▶ [HOW TO COMPLETE THIS TASK]: What lines below hold the string "label"? Copy them all.

▶ [Extracted data entries]:
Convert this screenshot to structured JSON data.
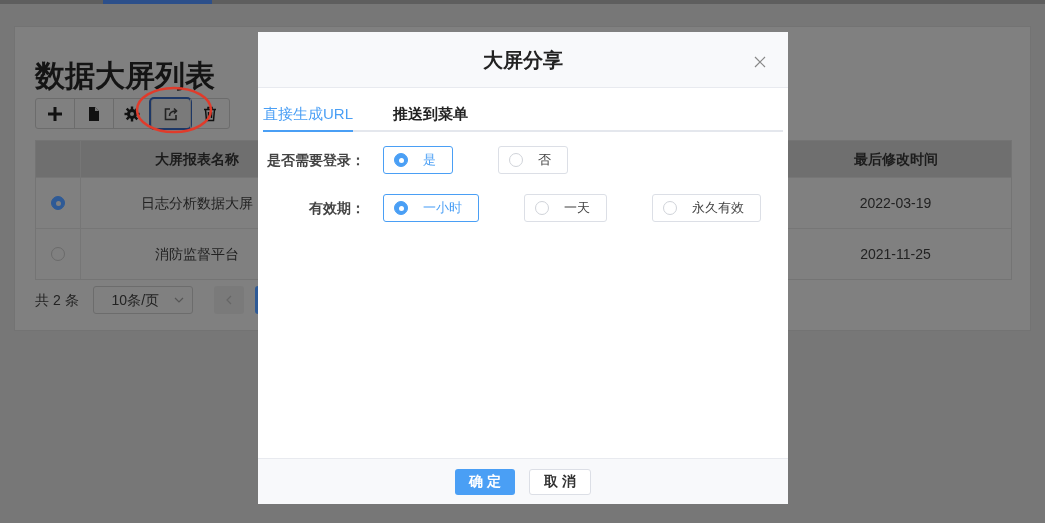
{
  "page": {
    "title": "数据大屏列表",
    "toolbar": [
      {
        "kind": "plus",
        "selected": false
      },
      {
        "kind": "file",
        "selected": false
      },
      {
        "kind": "gear",
        "selected": false
      },
      {
        "kind": "share",
        "selected": true
      },
      {
        "kind": "trash",
        "selected": false
      }
    ],
    "table": {
      "columns": [
        "大屏报表名称",
        "最后修改时间"
      ],
      "rows": [
        {
          "selected": true,
          "name": "日志分析数据大屏",
          "modified": "2022-03-19"
        },
        {
          "selected": false,
          "name": "消防监督平台",
          "modified": "2021-11-25"
        }
      ]
    },
    "pagination": {
      "total": "共 2 条",
      "page_size": "10条/页"
    }
  },
  "dialog": {
    "title": "大屏分享",
    "tabs": [
      {
        "label": "直接生成URL",
        "selected": true
      },
      {
        "label": "推送到菜单",
        "selected": false
      }
    ],
    "fields": [
      {
        "label": "是否需要登录：",
        "options": [
          {
            "label": "是",
            "selected": true
          },
          {
            "label": "否",
            "selected": false
          }
        ]
      },
      {
        "label": "有效期：",
        "options": [
          {
            "label": "一小时",
            "selected": true
          },
          {
            "label": "一天",
            "selected": false
          },
          {
            "label": "永久有效",
            "selected": false
          }
        ]
      }
    ],
    "buttons": [
      {
        "label": "确 定",
        "kind": "primary"
      },
      {
        "label": "取 消",
        "kind": "default"
      }
    ]
  }
}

▶ [REPLY]:
        "label": "直接生成URL",
        "label": "推送到菜单",
        "label": "是否需要登录：",
            "label": "是",
            "label": "否",
        "label": "有效期：",
            "label": "一小时",
            "label": "一天",
            "label": "永久有效",
        "label": "确 定",
        "label": "取 消",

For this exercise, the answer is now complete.